Data excerpts
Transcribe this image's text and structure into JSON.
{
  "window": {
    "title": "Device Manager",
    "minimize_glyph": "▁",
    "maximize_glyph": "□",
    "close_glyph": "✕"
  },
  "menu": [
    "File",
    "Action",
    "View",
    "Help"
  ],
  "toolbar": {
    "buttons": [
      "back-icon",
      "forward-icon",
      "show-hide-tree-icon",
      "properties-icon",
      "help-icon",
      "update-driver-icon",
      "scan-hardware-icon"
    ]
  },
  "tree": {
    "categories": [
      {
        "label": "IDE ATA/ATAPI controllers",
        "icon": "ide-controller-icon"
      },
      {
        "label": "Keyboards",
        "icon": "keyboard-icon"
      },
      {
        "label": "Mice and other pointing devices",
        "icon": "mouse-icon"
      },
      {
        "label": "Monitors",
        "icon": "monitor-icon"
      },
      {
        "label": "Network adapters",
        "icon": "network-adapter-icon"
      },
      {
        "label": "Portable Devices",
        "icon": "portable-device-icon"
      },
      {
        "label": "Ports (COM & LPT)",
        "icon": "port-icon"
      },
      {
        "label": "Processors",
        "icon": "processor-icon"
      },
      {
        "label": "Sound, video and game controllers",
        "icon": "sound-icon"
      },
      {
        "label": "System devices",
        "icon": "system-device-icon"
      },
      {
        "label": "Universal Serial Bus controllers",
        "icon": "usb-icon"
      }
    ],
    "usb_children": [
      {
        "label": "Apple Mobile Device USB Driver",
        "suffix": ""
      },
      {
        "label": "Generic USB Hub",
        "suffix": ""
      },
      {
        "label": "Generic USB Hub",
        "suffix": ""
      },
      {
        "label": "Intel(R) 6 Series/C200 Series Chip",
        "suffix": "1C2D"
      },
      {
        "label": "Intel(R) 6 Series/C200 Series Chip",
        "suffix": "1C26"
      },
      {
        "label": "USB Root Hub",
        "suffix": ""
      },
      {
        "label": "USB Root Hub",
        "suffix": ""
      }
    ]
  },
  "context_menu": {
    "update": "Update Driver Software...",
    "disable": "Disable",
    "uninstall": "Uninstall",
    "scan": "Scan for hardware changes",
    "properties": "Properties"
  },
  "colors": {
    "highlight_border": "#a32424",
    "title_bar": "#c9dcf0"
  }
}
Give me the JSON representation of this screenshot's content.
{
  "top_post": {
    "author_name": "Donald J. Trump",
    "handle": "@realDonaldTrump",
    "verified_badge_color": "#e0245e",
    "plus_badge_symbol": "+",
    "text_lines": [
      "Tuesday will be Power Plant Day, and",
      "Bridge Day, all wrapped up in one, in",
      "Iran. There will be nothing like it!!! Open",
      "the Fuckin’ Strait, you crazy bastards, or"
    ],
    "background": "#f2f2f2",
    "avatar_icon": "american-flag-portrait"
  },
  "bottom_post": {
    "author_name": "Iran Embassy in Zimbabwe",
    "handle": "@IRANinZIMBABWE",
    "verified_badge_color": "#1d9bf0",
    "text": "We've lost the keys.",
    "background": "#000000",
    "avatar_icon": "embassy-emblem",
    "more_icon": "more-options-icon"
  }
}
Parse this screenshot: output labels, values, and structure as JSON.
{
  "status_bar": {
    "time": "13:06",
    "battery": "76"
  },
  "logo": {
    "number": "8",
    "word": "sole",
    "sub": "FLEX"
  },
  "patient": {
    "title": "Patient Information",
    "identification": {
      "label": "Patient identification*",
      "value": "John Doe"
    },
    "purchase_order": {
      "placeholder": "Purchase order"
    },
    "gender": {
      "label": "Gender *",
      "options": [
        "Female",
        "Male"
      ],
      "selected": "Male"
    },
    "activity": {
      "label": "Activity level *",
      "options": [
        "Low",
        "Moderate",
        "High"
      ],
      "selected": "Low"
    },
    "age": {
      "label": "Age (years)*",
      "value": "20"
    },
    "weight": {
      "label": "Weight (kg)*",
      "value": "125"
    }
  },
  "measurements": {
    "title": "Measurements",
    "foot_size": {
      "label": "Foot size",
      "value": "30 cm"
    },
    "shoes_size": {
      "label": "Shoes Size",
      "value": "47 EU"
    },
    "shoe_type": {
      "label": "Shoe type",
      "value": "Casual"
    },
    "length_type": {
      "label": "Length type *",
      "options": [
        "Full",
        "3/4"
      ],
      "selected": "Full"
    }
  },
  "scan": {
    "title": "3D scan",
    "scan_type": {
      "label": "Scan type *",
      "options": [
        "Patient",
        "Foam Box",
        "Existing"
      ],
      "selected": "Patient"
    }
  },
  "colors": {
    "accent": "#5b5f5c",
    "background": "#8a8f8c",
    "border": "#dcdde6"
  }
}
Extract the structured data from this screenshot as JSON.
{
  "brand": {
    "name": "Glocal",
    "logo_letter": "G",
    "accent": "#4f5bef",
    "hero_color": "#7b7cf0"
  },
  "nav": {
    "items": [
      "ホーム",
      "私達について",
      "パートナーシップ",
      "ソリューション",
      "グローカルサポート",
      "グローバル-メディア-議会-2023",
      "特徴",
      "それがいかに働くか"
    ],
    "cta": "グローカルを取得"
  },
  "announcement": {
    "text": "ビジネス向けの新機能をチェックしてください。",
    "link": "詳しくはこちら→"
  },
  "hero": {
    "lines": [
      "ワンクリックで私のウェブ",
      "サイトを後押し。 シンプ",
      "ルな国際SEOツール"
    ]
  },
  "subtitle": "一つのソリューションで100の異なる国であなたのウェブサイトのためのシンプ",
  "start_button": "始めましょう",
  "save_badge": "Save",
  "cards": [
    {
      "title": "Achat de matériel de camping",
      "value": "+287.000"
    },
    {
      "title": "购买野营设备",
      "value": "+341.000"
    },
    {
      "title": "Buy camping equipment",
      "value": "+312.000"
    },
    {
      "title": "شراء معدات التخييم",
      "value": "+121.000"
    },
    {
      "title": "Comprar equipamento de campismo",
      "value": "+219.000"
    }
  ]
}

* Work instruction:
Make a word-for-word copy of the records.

* Output of the exercise:
Transcribe this image's text and structure into JSON.
{
  "window": {
    "title": "Device Manager",
    "minimize_glyph": "▁",
    "maximize_glyph": "□",
    "close_glyph": "✕"
  },
  "menu": [
    "File",
    "Action",
    "View",
    "Help"
  ],
  "toolbar": {
    "buttons": [
      "back-icon",
      "forward-icon",
      "show-hide-tree-icon",
      "properties-icon",
      "help-icon",
      "update-driver-icon",
      "scan-hardware-icon"
    ]
  },
  "tree": {
    "categories": [
      {
        "label": "IDE ATA/ATAPI controllers",
        "icon": "ide-controller-icon"
      },
      {
        "label": "Keyboards",
        "icon": "keyboard-icon"
      },
      {
        "label": "Mice and other pointing devices",
        "icon": "mouse-icon"
      },
      {
        "label": "Monitors",
        "icon": "monitor-icon"
      },
      {
        "label": "Network adapters",
        "icon": "network-adapter-icon"
      },
      {
        "label": "Portable Devices",
        "icon": "portable-device-icon"
      },
      {
        "label": "Ports (COM & LPT)",
        "icon": "port-icon"
      },
      {
        "label": "Processors",
        "icon": "processor-icon"
      },
      {
        "label": "Sound, video and game controllers",
        "icon": "sound-icon"
      },
      {
        "label": "System devices",
        "icon": "system-device-icon"
      },
      {
        "label": "Universal Serial Bus controllers",
        "icon": "usb-icon"
      }
    ],
    "usb_children": [
      {
        "label": "Apple Mobile Device USB Driver",
        "suffix": ""
      },
      {
        "label": "Generic USB Hub",
        "suffix": ""
      },
      {
        "label": "Generic USB Hub",
        "suffix": ""
      },
      {
        "label": "Intel(R) 6 Series/C200 Series Chip",
        "suffix": "1C2D"
      },
      {
        "label": "Intel(R) 6 Series/C200 Series Chip",
        "suffix": "1C26"
      },
      {
        "label": "USB Root Hub",
        "suffix": ""
      },
      {
        "label": "USB Root Hub",
        "suffix": ""
      }
    ]
  },
  "context_menu": {
    "update": "Update Driver Software...",
    "disable": "Disable",
    "uninstall": "Uninstall",
    "scan": "Scan for hardware changes",
    "properties": "Properties"
  },
  "colors": {
    "highlight_border": "#a32424",
    "title_bar": "#c9dcf0"
  }
}
Give me the JSON representation of this screenshot's content.
{
  "top_post": {
    "author_name": "Donald J. Trump",
    "handle": "@realDonaldTrump",
    "verified_badge_color": "#e0245e",
    "plus_badge_symbol": "+",
    "text_lines": [
      "Tuesday will be Power Plant Day, and",
      "Bridge Day, all wrapped up in one, in",
      "Iran. There will be nothing like it!!! Open",
      "the Fuckin’ Strait, you crazy bastards, or"
    ],
    "background": "#f2f2f2",
    "avatar_icon": "american-flag-portrait"
  },
  "bottom_post": {
    "author_name": "Iran Embassy in Zimbabwe",
    "handle": "@IRANinZIMBABWE",
    "verified_badge_color": "#1d9bf0",
    "text": "We've lost the keys.",
    "background": "#000000",
    "avatar_icon": "embassy-emblem",
    "more_icon": "more-options-icon"
  }
}
Parse this screenshot: output labels, values, and structure as JSON.
{
  "status_bar": {
    "time": "13:06",
    "battery": "76"
  },
  "logo": {
    "number": "8",
    "word": "sole",
    "sub": "FLEX"
  },
  "patient": {
    "title": "Patient Information",
    "identification": {
      "label": "Patient identification*",
      "value": "John Doe"
    },
    "purchase_order": {
      "placeholder": "Purchase order"
    },
    "gender": {
      "label": "Gender *",
      "options": [
        "Female",
        "Male"
      ],
      "selected": "Male"
    },
    "activity": {
      "label": "Activity level *",
      "options": [
        "Low",
        "Moderate",
        "High"
      ],
      "selected": "Low"
    },
    "age": {
      "label": "Age (years)*",
      "value": "20"
    },
    "weight": {
      "label": "Weight (kg)*",
      "value": "125"
    }
  },
  "measurements": {
    "title": "Measurements",
    "foot_size": {
      "label": "Foot size",
      "value": "30 cm"
    },
    "shoes_size": {
      "label": "Shoes Size",
      "value": "47 EU"
    },
    "shoe_type": {
      "label": "Shoe type",
      "value": "Casual"
    },
    "length_type": {
      "label": "Length type *",
      "options": [
        "Full",
        "3/4"
      ],
      "selected": "Full"
    }
  },
  "scan": {
    "title": "3D scan",
    "scan_type": {
      "label": "Scan type *",
      "options": [
        "Patient",
        "Foam Box",
        "Existing"
      ],
      "selected": "Patient"
    }
  },
  "colors": {
    "accent": "#5b5f5c",
    "background": "#8a8f8c",
    "border": "#dcdde6"
  }
}
Extract the structured data from this screenshot as JSON.
{
  "brand": {
    "name": "Glocal",
    "logo_letter": "G",
    "accent": "#4f5bef",
    "hero_color": "#7b7cf0"
  },
  "nav": {
    "items": [
      "ホーム",
      "私達について",
      "パートナーシップ",
      "ソリューション",
      "グローカルサポート",
      "グローバル-メディア-議会-2023",
      "特徴",
      "それがいかに働くか"
    ],
    "cta": "グローカルを取得"
  },
  "announcement": {
    "text": "ビジネス向けの新機能をチェックしてください。",
    "link": "詳しくはこちら→"
  },
  "hero": {
    "lines": [
      "ワンクリックで私のウェブ",
      "サイトを後押し。 シンプ",
      "ルな国際SEOツール"
    ]
  },
  "subtitle": "一つのソリューションで100の異なる国であなたのウェブサイトのためのシンプ",
  "start_button": "始めましょう",
  "save_badge": "Save",
  "cards": [
    {
      "title": "Achat de matériel de camping",
      "value": "+287.000"
    },
    {
      "title": "购买野营设备",
      "value": "+341.000"
    },
    {
      "title": "Buy camping equipment",
      "value": "+312.000"
    },
    {
      "title": "شراء معدات التخييم",
      "value": "+121.000"
    },
    {
      "title": "Comprar equipamento de campismo",
      "value": "+219.000"
    }
  ]
}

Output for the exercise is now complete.